▸ **PROVIDED ENTRIES**

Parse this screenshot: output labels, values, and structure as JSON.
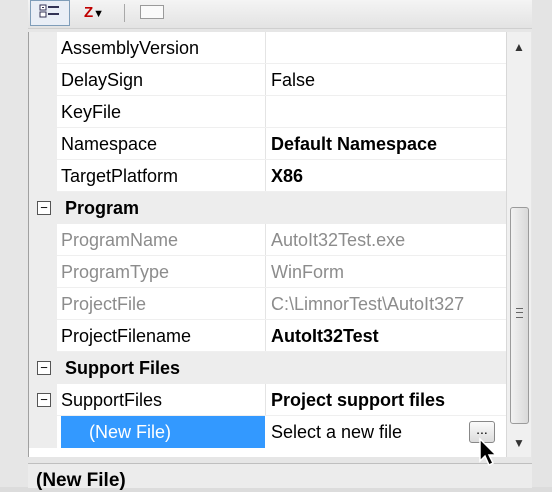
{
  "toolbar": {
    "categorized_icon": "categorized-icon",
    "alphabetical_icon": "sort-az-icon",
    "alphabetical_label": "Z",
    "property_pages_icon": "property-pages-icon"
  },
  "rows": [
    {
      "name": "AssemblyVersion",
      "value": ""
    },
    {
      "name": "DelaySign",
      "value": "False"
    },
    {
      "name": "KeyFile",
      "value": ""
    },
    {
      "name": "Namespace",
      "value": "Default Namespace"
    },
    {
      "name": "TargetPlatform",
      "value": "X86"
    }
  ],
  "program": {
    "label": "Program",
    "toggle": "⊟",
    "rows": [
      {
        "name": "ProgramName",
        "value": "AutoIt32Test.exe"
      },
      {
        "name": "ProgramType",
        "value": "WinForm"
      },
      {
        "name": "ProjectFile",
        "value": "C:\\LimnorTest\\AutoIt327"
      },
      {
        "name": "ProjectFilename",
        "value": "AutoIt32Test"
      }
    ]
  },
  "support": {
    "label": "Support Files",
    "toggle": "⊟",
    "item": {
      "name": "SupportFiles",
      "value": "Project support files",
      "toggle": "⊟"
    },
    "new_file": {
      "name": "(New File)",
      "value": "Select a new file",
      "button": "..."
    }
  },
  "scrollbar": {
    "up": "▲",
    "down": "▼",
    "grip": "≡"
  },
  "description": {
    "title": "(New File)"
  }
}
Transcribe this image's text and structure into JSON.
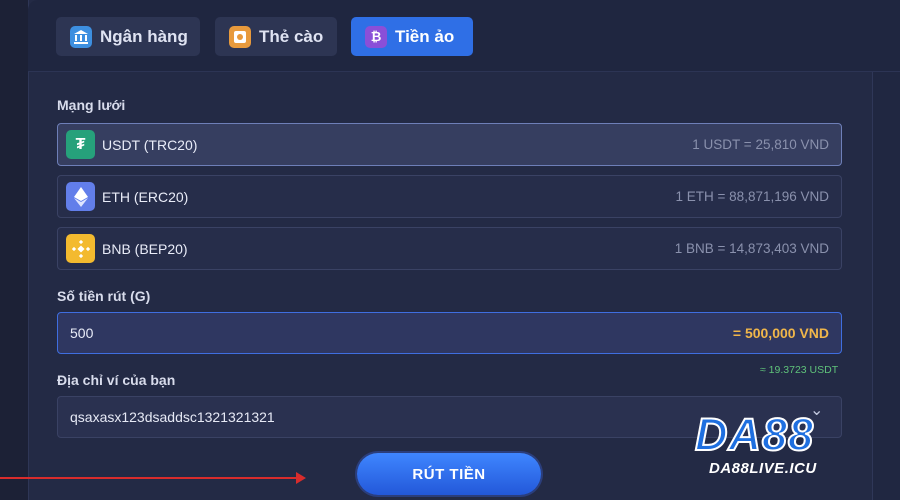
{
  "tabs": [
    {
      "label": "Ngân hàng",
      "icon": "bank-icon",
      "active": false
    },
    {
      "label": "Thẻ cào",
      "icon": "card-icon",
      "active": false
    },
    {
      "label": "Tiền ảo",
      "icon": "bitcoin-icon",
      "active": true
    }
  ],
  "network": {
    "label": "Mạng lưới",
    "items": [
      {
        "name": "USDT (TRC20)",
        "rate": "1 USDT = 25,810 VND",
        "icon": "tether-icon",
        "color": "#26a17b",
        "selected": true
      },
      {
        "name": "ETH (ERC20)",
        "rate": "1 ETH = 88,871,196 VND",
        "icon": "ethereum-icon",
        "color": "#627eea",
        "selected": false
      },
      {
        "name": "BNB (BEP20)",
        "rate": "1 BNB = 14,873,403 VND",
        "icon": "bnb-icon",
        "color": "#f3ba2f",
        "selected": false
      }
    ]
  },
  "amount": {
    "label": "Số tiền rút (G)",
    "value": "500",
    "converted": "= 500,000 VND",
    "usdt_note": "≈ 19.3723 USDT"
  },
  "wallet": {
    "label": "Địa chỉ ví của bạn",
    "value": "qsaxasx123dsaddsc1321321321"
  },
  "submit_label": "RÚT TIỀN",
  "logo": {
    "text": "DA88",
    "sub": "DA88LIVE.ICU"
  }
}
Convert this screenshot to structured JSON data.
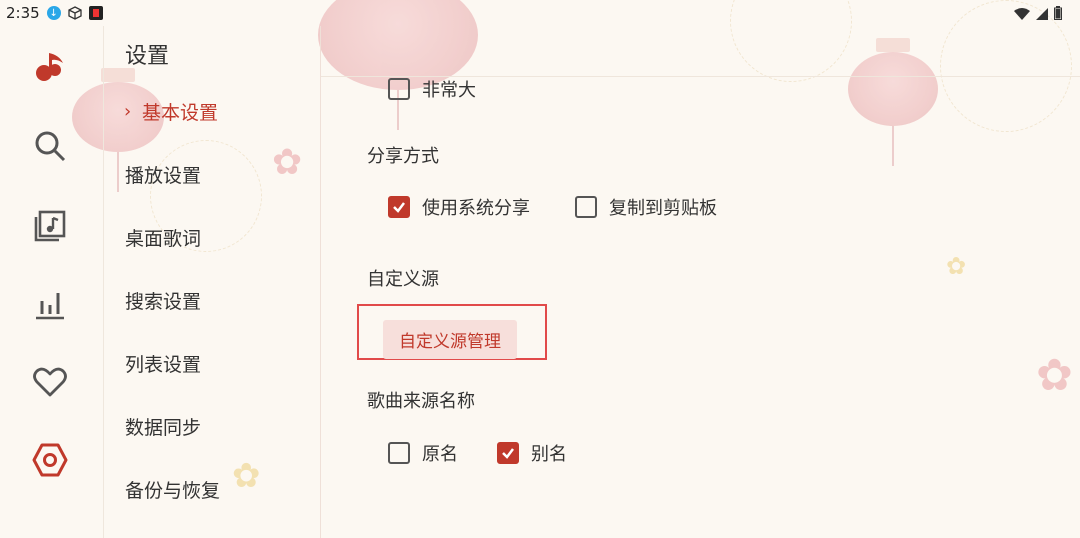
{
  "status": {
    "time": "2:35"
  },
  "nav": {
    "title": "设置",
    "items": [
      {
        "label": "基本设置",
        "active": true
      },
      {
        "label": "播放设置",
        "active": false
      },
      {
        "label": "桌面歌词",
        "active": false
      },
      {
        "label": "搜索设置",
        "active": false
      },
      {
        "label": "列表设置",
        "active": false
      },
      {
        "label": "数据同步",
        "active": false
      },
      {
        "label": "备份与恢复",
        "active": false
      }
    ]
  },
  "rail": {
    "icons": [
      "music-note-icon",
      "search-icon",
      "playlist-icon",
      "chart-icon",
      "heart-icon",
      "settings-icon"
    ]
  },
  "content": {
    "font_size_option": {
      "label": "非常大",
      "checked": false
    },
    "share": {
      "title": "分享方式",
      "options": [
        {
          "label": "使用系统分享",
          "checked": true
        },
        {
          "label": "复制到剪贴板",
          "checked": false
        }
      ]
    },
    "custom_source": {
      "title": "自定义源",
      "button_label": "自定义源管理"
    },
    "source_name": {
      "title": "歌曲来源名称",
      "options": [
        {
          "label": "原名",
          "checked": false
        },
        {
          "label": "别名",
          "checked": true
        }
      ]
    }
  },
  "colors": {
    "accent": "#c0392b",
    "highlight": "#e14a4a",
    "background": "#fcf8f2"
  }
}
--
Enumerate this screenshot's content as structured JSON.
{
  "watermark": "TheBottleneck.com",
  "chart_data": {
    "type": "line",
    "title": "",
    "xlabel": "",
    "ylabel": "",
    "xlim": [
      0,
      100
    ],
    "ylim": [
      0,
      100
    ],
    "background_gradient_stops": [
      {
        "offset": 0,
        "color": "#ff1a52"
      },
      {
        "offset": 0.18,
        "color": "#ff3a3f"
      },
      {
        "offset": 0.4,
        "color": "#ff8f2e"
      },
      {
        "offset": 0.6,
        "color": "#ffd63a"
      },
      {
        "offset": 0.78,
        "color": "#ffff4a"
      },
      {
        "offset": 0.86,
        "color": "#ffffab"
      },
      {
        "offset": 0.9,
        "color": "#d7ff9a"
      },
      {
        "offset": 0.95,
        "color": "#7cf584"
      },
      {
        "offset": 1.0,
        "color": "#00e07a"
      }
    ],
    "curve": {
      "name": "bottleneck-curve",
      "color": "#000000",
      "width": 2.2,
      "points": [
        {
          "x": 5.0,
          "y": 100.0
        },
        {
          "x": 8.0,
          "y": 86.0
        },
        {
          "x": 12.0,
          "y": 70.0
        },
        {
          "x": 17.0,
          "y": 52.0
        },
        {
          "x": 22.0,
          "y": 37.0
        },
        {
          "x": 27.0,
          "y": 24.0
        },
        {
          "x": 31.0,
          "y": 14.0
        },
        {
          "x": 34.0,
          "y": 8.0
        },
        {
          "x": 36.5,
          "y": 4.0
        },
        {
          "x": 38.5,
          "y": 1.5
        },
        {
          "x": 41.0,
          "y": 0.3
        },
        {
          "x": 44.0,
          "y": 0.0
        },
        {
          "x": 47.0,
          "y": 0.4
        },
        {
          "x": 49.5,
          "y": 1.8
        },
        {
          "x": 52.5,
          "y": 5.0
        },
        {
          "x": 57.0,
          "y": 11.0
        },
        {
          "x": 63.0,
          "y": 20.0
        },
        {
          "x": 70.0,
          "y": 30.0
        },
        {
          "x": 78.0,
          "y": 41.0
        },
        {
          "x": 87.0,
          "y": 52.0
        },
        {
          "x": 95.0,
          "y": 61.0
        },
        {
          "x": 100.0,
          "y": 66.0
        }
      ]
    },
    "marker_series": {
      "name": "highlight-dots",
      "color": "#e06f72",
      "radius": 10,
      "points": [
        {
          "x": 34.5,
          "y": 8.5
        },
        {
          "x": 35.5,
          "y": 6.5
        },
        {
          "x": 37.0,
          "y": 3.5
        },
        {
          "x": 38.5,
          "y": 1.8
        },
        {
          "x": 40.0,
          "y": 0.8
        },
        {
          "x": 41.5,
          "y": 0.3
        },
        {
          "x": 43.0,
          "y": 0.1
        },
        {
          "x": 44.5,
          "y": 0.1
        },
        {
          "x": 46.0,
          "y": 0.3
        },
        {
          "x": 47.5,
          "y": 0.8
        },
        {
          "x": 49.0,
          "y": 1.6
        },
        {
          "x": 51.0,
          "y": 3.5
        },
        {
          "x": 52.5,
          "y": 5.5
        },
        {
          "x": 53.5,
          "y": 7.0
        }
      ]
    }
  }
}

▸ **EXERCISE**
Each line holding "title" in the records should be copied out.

▸ **ANSWER**
    "title": "(New File)"
    "title": "设置",
      "title": "分享方式",
      "title": "自定义源",
      "title": "歌曲来源名称",
    "title": "",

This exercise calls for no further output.